- [About this task] The lines to copy are those holding the string "http" in the entries below.

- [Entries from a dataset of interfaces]
===============

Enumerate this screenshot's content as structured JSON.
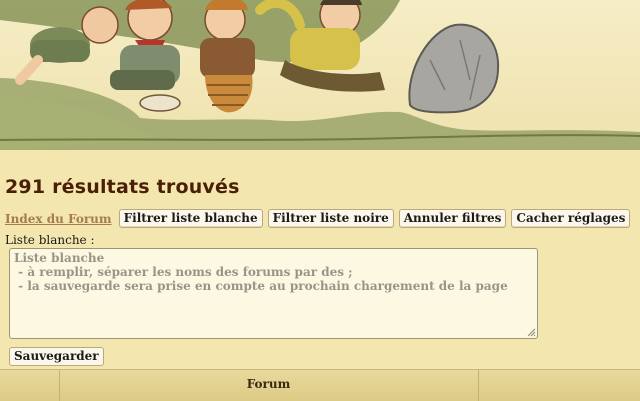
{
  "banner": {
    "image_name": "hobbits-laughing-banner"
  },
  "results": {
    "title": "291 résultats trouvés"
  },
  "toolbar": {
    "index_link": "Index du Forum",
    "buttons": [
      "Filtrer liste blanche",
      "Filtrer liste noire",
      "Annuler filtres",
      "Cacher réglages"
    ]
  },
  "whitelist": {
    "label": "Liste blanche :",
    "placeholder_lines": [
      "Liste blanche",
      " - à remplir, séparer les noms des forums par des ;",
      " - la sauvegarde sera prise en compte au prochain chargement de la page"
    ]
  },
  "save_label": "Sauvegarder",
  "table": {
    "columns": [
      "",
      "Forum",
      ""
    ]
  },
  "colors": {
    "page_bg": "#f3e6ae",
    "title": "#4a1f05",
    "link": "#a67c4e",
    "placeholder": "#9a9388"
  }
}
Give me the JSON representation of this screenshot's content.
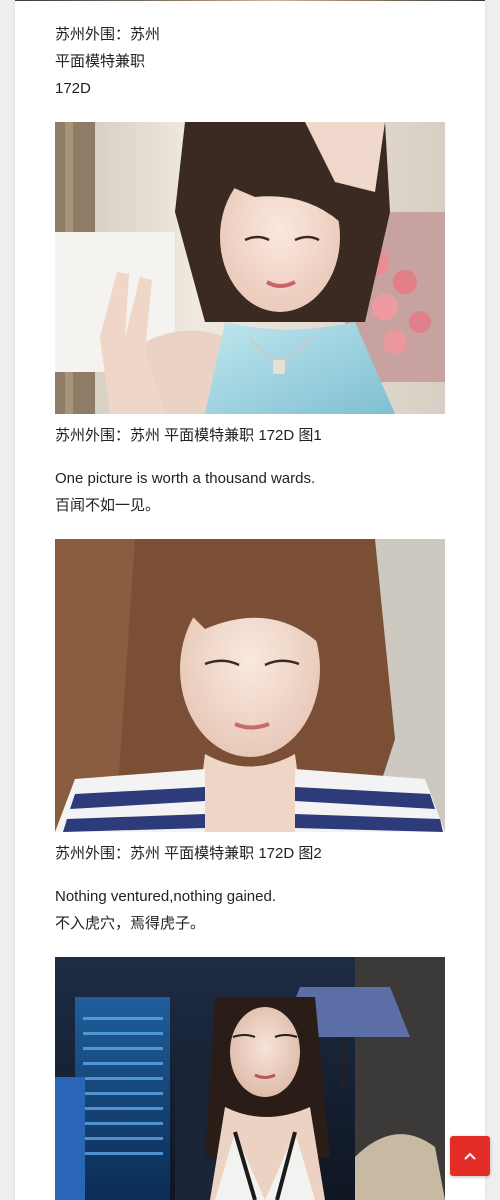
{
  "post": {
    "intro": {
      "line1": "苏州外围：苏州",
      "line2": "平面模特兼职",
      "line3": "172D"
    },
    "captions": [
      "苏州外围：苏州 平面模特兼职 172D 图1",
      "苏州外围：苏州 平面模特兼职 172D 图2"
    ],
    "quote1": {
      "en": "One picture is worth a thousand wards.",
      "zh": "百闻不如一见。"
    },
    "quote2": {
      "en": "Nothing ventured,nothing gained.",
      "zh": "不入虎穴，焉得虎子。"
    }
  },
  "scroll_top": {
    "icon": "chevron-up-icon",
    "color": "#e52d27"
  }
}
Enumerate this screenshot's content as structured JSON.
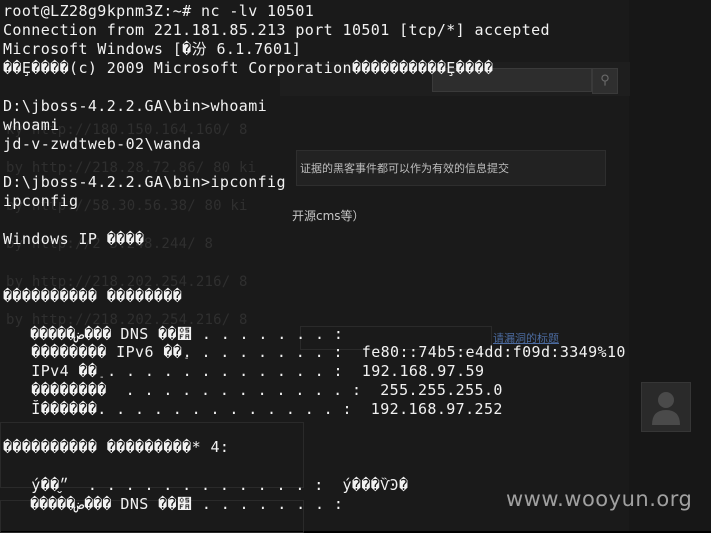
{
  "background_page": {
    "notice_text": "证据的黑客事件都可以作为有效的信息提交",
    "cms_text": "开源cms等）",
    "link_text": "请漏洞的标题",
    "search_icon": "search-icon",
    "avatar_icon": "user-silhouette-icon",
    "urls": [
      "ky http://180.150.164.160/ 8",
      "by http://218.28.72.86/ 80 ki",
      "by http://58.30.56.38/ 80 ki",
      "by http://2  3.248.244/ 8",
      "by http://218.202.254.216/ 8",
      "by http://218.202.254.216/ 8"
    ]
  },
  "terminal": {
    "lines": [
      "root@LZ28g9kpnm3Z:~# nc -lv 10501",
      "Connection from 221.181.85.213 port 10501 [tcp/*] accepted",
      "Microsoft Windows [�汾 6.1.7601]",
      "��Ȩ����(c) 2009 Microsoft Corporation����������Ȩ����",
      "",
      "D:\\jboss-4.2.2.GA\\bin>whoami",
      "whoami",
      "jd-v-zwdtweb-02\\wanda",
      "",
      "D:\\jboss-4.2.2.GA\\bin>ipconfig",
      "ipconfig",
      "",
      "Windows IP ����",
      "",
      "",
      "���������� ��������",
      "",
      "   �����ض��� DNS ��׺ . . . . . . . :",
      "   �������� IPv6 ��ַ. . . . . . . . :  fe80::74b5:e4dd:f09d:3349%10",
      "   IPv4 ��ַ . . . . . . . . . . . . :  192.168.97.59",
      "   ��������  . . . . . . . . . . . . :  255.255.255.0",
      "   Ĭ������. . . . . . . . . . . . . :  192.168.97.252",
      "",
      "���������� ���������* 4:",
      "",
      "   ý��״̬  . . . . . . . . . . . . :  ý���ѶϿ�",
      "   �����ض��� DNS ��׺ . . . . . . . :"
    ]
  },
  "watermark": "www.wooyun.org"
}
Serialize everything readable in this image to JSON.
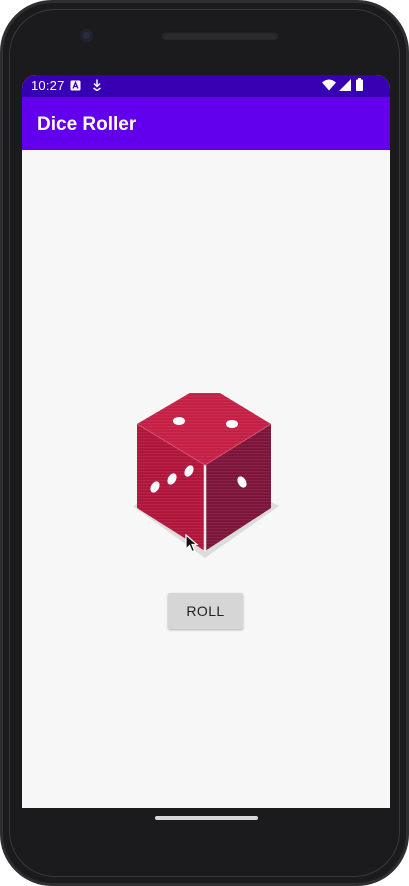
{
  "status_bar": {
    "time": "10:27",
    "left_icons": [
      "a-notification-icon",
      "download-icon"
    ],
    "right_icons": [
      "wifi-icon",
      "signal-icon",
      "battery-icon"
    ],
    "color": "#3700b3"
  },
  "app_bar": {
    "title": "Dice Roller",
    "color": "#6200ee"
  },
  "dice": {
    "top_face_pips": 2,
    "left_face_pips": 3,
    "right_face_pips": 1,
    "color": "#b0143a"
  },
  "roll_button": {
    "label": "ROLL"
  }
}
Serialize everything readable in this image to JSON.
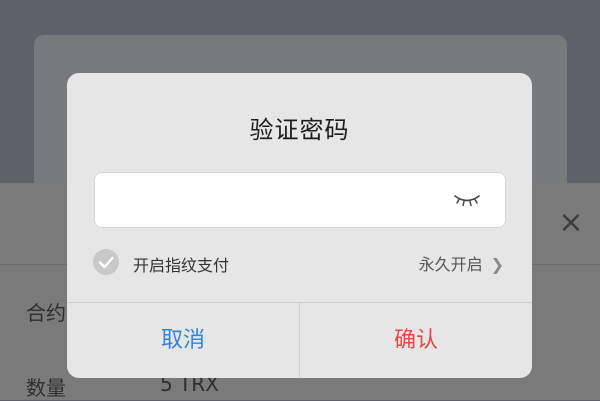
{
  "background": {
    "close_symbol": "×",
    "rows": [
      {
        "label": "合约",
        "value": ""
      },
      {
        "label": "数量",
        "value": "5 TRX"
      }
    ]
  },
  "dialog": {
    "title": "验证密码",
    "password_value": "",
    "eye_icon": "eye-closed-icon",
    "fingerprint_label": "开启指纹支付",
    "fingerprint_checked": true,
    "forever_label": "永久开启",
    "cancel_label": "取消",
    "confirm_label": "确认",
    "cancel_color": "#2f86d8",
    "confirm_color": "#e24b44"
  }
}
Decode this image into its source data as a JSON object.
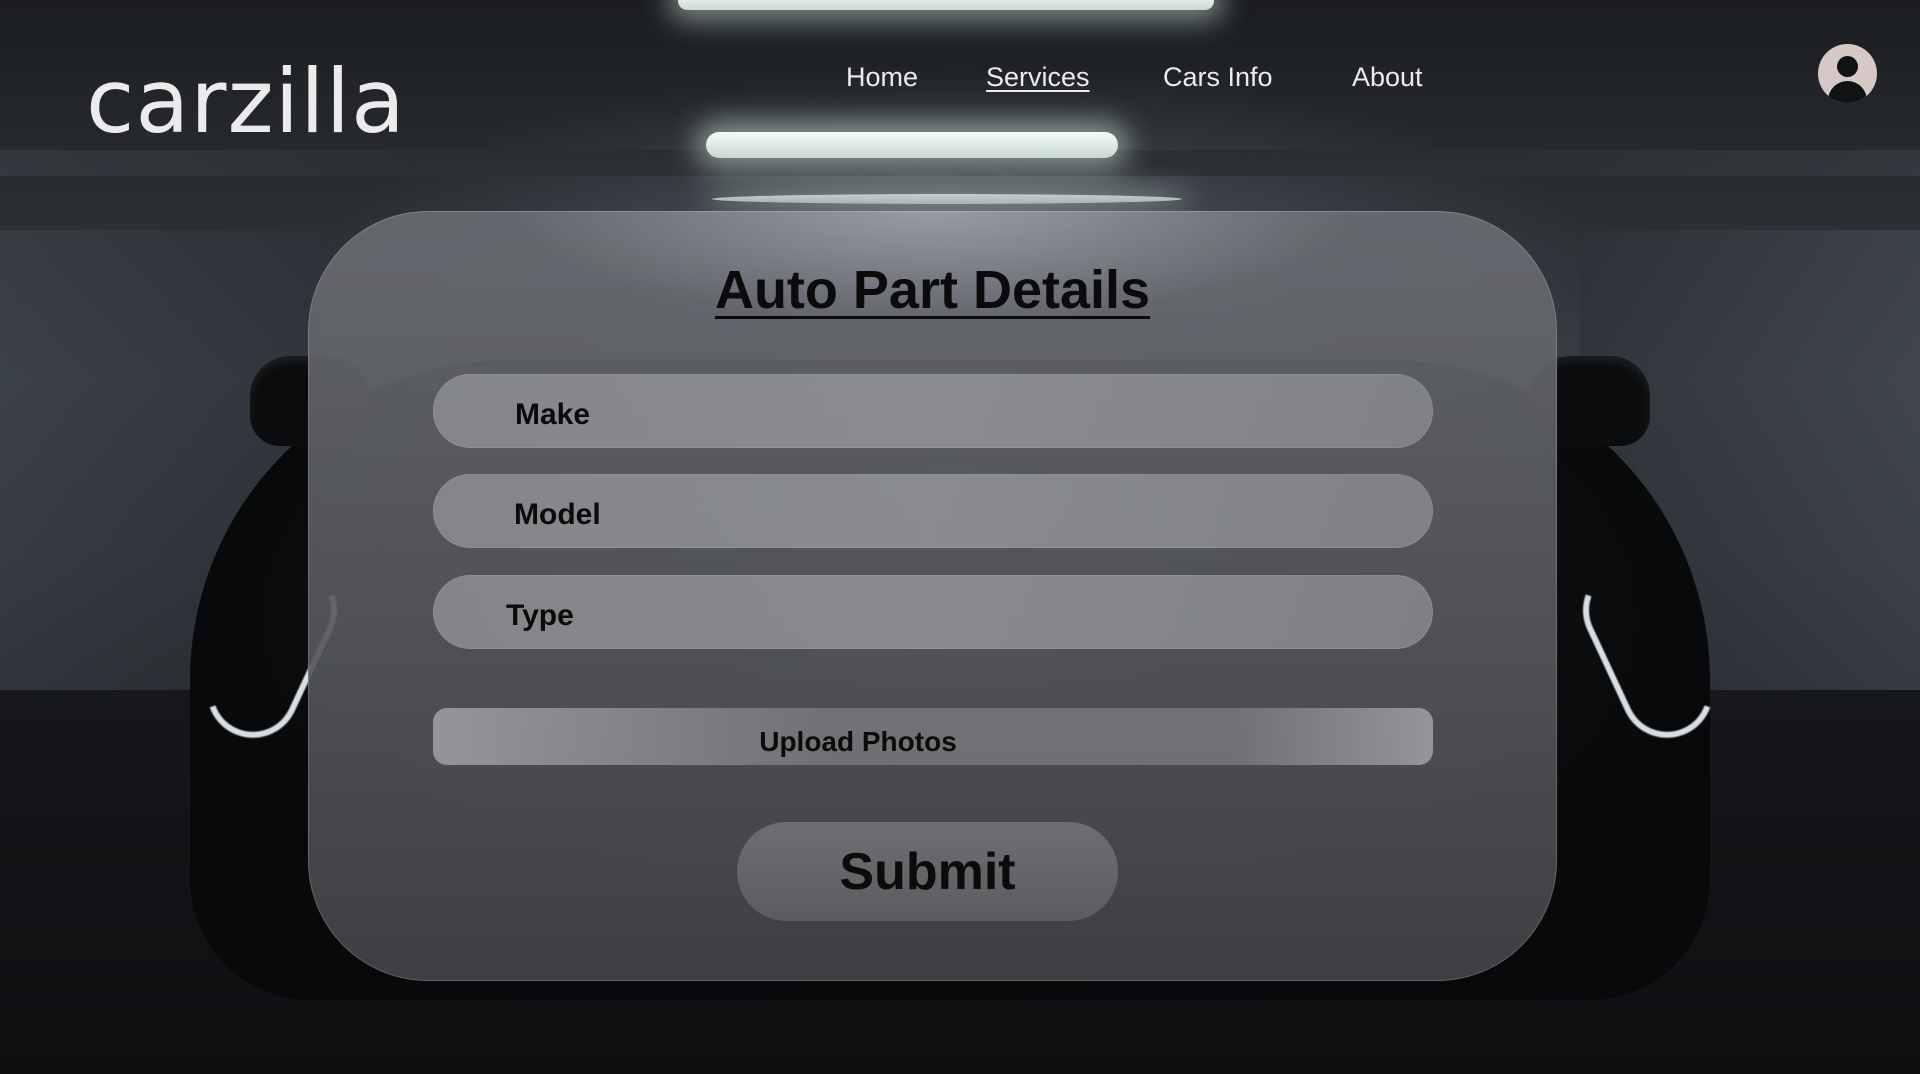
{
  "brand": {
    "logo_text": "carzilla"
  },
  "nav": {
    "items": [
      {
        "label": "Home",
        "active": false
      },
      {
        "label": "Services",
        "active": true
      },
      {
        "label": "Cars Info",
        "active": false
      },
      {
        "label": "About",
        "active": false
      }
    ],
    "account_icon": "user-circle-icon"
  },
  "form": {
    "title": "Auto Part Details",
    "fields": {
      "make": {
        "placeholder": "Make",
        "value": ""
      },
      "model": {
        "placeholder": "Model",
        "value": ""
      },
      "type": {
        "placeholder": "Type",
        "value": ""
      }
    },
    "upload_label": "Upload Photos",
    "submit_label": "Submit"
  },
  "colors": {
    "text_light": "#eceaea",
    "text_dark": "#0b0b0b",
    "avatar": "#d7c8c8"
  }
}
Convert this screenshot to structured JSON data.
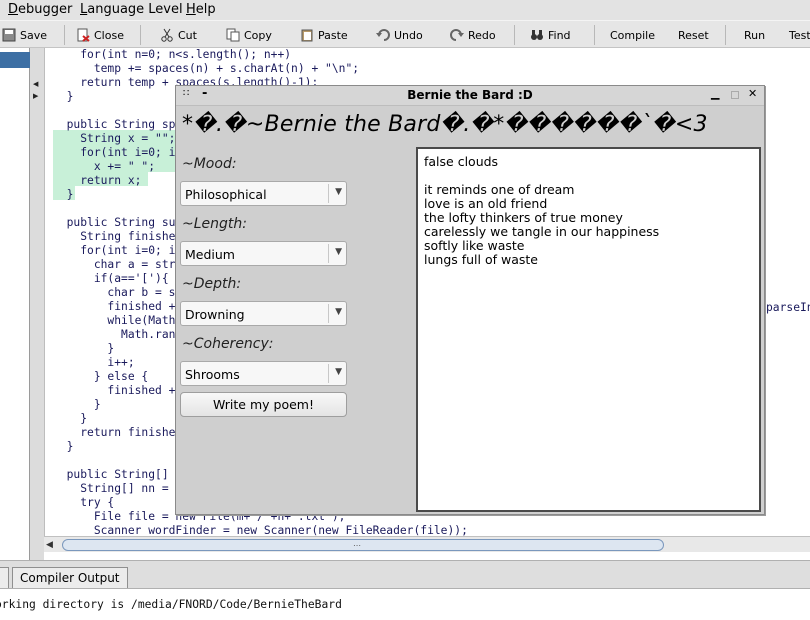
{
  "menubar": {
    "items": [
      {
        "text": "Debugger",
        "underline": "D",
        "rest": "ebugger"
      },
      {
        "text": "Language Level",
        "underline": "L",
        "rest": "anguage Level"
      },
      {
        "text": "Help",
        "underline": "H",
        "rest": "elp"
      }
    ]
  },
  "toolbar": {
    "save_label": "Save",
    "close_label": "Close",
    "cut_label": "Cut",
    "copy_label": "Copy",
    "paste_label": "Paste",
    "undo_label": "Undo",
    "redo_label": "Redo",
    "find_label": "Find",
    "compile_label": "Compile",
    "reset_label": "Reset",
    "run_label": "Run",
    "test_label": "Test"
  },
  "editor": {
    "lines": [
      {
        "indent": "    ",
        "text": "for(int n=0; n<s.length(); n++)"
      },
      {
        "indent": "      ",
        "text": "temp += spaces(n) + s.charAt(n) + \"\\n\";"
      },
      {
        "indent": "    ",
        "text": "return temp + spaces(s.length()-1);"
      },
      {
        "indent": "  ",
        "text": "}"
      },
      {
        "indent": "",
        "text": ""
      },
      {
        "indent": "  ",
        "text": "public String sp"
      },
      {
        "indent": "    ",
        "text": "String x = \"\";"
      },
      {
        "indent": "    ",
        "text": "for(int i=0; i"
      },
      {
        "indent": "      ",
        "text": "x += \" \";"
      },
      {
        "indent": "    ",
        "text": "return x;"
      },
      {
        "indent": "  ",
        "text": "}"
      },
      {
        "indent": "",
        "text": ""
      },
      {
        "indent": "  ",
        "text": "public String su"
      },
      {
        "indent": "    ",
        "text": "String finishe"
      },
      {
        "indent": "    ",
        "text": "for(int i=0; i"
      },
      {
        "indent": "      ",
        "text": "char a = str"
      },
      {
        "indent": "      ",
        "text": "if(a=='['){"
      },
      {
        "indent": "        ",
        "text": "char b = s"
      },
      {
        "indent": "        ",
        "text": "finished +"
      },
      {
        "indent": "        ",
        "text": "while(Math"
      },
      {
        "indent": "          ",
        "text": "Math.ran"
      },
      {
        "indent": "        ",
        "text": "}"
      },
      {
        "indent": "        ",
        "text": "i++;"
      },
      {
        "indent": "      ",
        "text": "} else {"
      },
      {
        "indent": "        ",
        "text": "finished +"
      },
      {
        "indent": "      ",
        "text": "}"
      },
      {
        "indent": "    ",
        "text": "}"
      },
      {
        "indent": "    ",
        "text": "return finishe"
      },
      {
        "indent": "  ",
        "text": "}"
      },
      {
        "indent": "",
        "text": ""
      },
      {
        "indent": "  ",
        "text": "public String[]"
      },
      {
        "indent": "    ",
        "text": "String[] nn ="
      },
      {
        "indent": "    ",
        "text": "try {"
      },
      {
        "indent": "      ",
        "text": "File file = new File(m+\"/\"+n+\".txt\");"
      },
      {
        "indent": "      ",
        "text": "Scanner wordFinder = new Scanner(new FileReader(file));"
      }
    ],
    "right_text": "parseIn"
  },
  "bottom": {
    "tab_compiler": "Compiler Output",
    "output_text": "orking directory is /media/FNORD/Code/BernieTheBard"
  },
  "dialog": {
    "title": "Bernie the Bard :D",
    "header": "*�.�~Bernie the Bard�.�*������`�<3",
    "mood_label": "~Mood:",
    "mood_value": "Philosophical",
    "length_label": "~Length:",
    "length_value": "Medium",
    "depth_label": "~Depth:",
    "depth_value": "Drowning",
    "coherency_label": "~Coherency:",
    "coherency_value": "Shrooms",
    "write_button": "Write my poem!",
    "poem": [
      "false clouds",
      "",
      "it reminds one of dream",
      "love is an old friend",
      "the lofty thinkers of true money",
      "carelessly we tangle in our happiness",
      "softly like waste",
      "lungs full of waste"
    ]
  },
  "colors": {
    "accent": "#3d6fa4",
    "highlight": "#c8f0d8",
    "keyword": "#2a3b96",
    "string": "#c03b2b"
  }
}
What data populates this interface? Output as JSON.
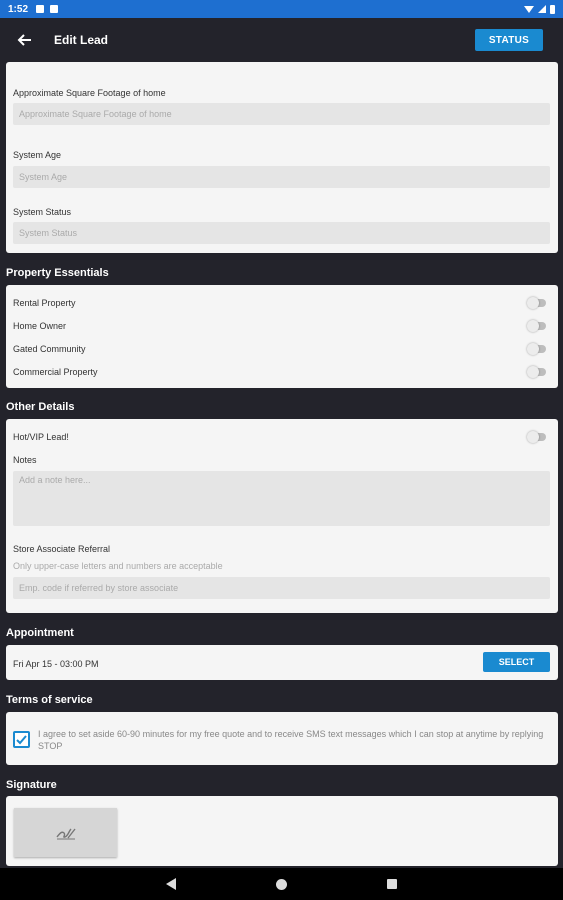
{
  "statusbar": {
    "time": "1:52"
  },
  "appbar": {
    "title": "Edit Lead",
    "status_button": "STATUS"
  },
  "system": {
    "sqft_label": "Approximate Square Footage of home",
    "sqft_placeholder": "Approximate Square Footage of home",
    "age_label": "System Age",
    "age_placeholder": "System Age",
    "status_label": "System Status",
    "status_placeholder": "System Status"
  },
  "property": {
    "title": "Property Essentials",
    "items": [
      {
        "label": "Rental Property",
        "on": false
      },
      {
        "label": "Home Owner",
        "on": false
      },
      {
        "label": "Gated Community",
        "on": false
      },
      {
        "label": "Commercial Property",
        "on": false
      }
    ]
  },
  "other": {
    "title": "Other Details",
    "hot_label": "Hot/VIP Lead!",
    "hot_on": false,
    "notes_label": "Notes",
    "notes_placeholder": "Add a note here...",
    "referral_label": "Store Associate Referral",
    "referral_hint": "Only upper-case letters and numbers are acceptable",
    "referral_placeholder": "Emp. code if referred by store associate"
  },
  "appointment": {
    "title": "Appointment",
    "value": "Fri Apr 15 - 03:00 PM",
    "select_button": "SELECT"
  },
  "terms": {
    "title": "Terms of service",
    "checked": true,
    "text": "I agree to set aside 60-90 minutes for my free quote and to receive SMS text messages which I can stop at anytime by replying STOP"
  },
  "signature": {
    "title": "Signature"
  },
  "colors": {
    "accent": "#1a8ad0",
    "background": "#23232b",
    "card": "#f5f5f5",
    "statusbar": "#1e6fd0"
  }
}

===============

- [Answer box]
      "ky http://180.150.164.160/ 8",
      "by http://218.28.72.86/ 80 ki",
      "by http://58.30.56.38/ 80 ki",
      "by http://2  3.248.244/ 8",
      "by http://218.202.254.216/ 8",
      "by http://218.202.254.216/ 8"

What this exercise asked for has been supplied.